Task prompt: Pick every line from the data that holds the word "heading".
Segment Start: Data provided
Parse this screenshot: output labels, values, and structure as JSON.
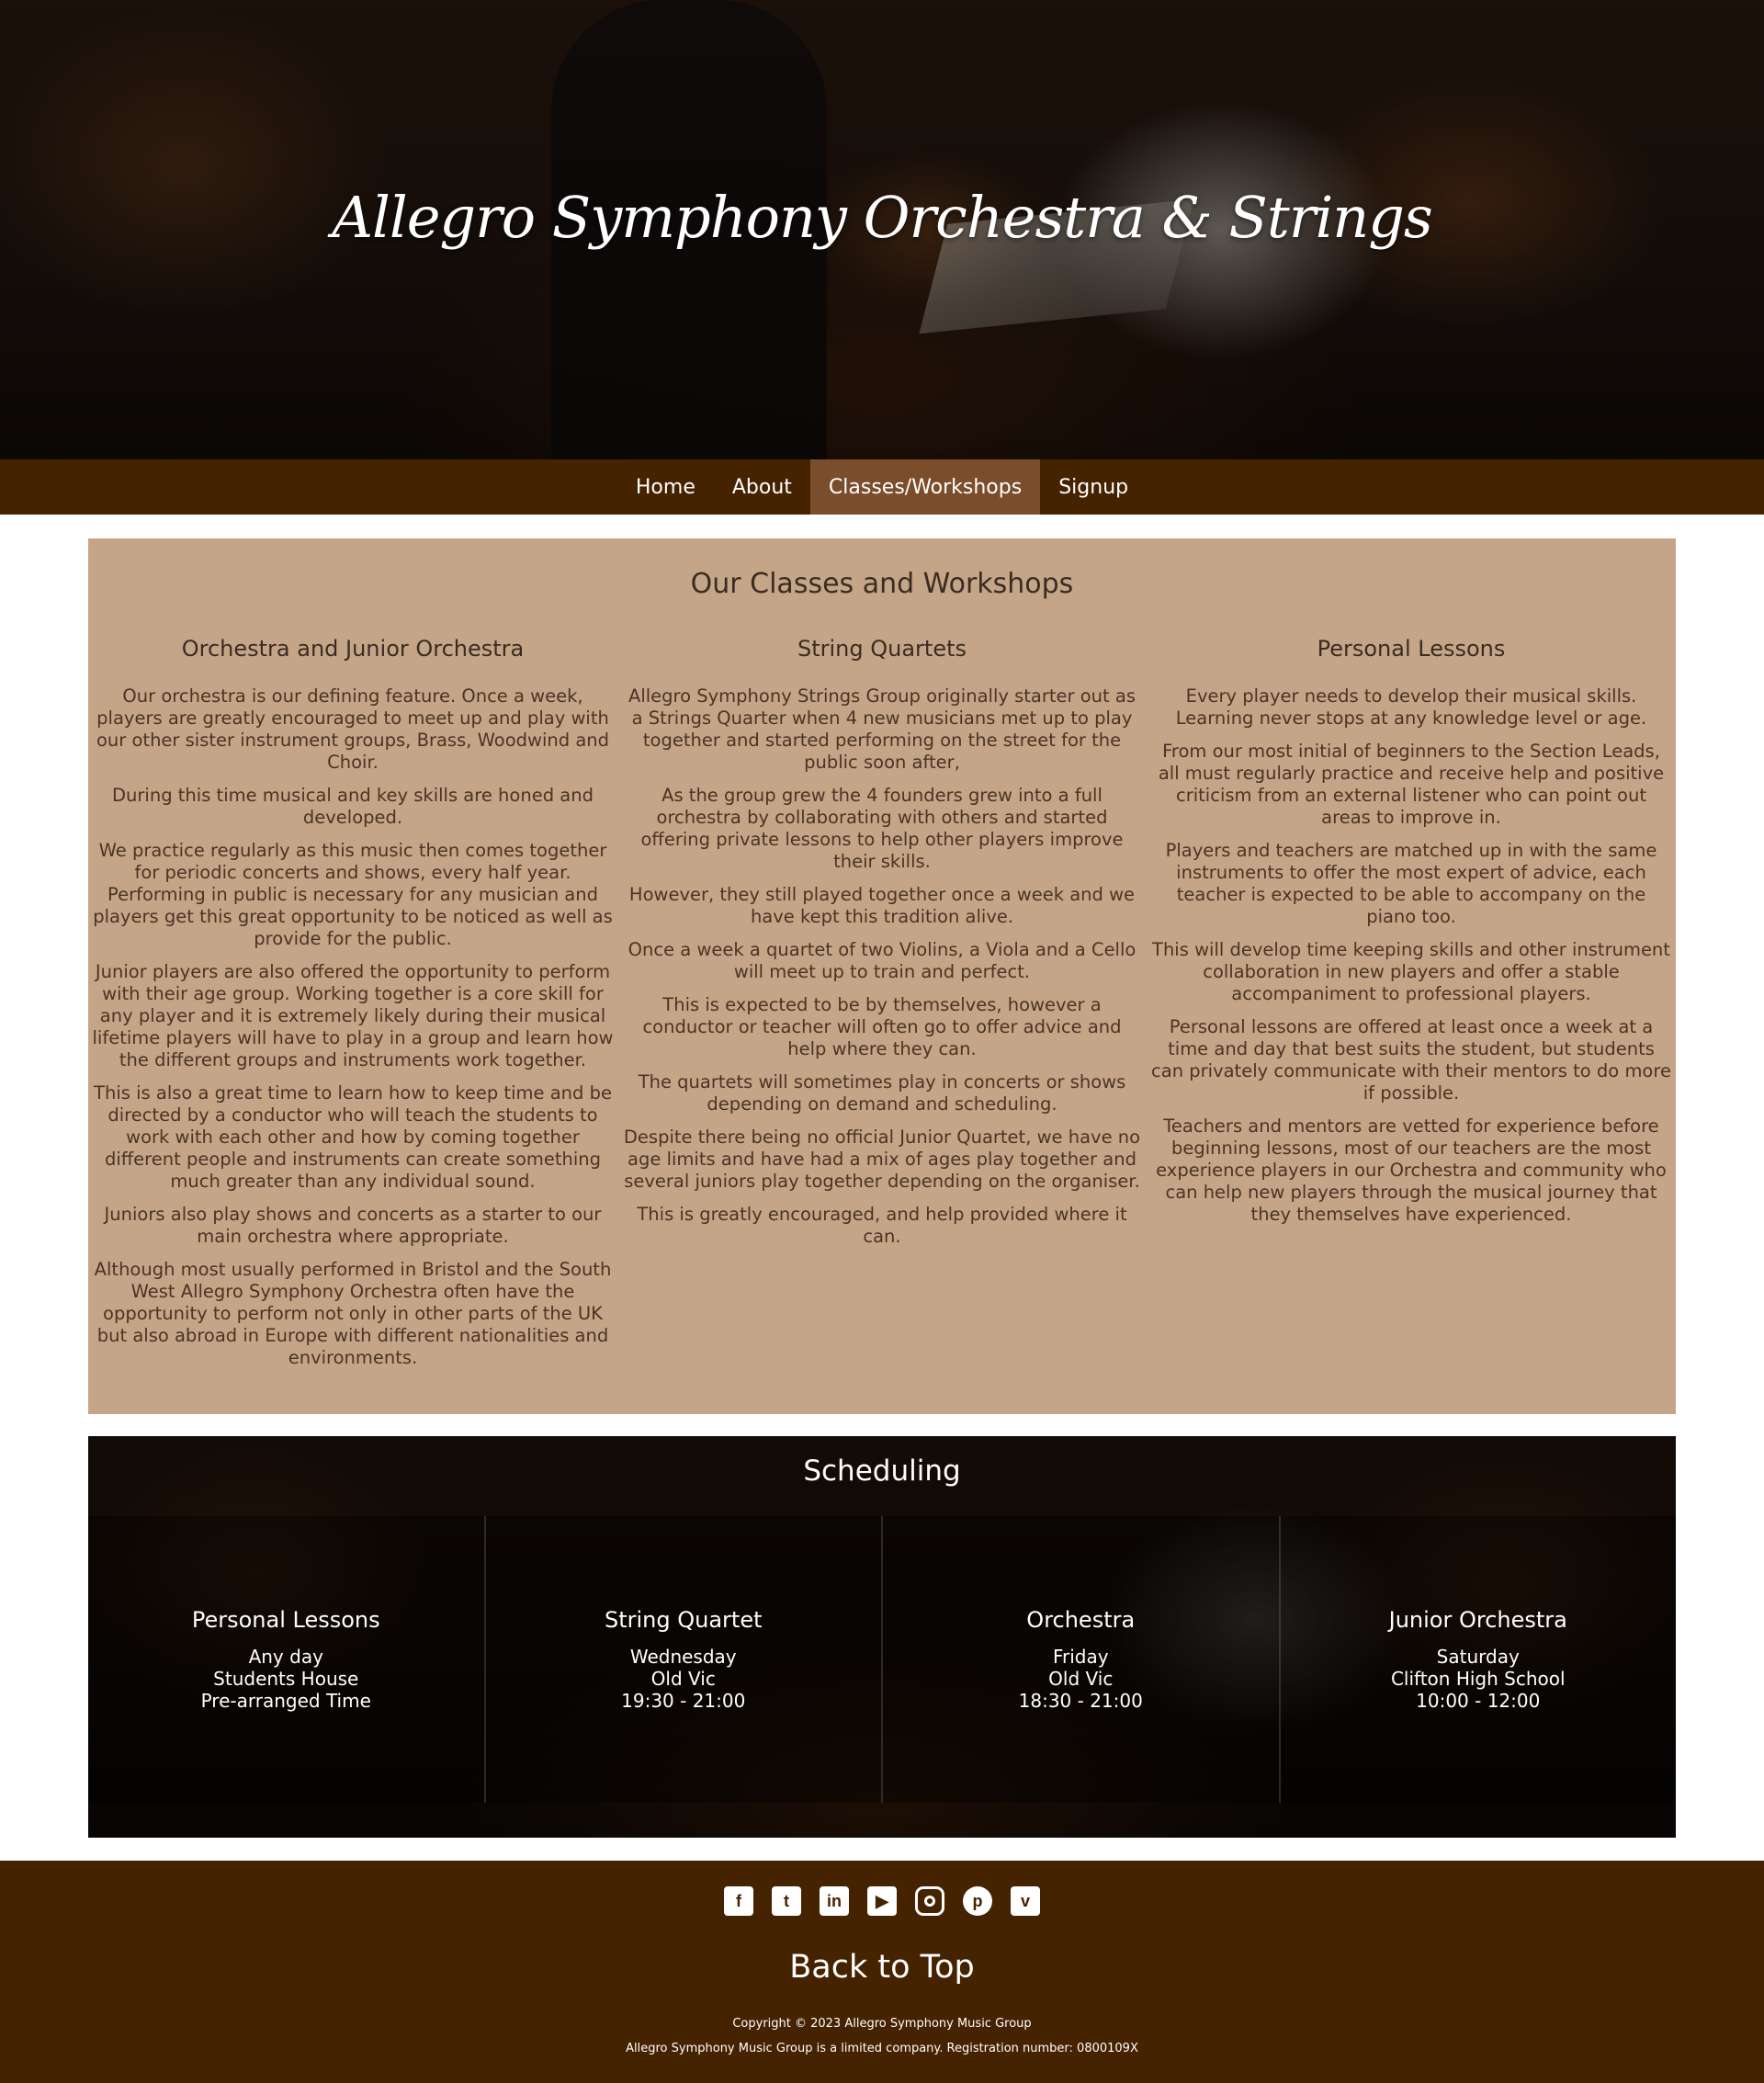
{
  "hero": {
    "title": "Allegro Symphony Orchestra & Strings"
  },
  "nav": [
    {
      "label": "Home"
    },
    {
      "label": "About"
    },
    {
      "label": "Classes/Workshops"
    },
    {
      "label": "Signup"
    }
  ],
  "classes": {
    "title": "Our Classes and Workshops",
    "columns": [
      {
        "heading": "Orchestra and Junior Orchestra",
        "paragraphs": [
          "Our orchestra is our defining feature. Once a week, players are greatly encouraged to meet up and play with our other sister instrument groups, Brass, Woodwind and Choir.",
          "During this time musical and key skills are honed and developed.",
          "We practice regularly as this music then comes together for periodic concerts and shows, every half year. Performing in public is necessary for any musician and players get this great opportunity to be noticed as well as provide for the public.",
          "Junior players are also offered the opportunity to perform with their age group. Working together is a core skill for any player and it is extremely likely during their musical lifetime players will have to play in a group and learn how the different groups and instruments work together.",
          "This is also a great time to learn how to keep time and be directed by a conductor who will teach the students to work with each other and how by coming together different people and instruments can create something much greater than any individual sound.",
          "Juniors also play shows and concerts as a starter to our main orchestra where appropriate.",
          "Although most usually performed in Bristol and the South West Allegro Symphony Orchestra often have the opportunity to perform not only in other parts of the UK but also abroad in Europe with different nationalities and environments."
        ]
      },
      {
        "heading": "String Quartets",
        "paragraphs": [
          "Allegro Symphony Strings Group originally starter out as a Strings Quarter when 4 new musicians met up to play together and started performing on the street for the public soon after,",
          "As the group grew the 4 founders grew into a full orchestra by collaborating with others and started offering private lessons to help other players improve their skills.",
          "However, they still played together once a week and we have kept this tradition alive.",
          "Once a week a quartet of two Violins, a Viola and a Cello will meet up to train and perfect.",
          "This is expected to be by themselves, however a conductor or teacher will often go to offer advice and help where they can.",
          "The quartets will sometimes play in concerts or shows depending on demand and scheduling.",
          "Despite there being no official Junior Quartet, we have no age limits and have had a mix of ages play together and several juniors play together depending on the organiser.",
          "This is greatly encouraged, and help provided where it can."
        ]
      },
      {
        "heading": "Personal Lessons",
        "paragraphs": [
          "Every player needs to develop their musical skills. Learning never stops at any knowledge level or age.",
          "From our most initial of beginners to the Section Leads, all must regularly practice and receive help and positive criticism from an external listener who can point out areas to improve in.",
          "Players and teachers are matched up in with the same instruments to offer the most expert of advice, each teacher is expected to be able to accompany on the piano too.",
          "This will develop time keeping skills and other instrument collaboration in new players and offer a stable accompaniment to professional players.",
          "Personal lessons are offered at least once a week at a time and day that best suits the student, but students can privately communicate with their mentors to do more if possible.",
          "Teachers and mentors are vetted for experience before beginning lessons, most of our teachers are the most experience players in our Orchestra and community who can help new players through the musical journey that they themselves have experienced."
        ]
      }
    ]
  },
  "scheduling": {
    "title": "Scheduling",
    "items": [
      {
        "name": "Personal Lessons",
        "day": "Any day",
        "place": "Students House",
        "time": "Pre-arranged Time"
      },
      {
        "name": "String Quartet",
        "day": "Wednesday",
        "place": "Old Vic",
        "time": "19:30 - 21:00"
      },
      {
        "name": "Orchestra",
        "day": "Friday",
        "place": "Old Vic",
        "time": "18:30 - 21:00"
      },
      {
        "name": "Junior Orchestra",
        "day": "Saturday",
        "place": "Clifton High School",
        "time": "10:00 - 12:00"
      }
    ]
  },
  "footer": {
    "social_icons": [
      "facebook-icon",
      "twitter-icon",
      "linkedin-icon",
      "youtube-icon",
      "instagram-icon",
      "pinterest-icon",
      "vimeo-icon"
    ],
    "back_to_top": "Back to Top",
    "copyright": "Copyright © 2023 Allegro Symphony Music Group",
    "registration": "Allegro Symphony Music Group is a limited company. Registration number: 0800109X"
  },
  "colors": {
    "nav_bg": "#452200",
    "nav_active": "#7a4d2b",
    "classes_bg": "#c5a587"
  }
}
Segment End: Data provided
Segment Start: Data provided
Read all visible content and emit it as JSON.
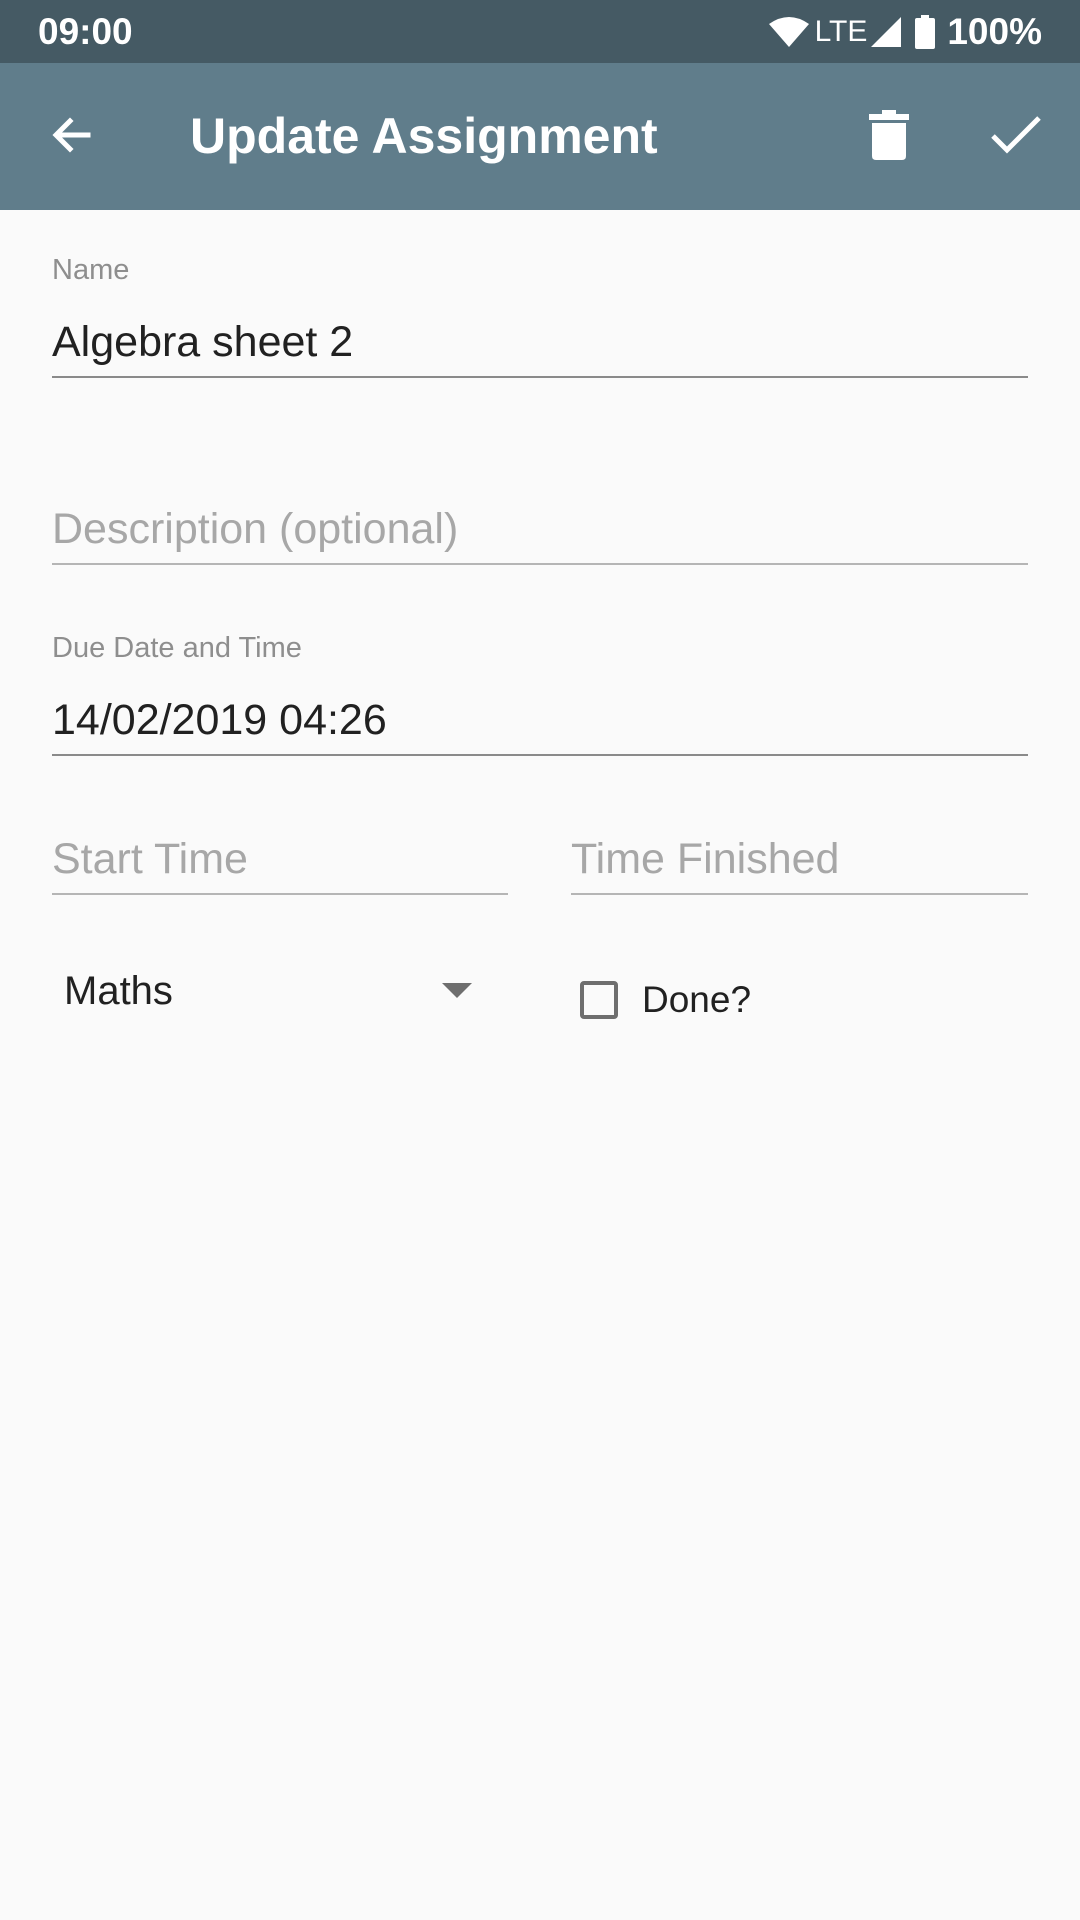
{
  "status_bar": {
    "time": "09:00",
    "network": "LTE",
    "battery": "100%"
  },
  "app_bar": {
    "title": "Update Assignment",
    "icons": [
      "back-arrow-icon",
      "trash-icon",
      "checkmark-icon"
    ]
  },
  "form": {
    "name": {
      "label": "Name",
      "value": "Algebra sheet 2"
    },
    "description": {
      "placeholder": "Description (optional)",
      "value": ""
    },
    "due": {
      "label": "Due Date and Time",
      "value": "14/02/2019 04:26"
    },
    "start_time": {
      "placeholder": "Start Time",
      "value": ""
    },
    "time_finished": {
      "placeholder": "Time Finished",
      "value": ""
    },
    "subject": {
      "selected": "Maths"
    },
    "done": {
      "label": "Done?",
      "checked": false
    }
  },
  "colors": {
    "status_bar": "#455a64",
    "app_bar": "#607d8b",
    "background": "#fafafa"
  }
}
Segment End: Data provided
Task answer:
        "heading": "Orchestra and Junior Orchestra",
        "heading": "String Quartets",
        "heading": "Personal Lessons",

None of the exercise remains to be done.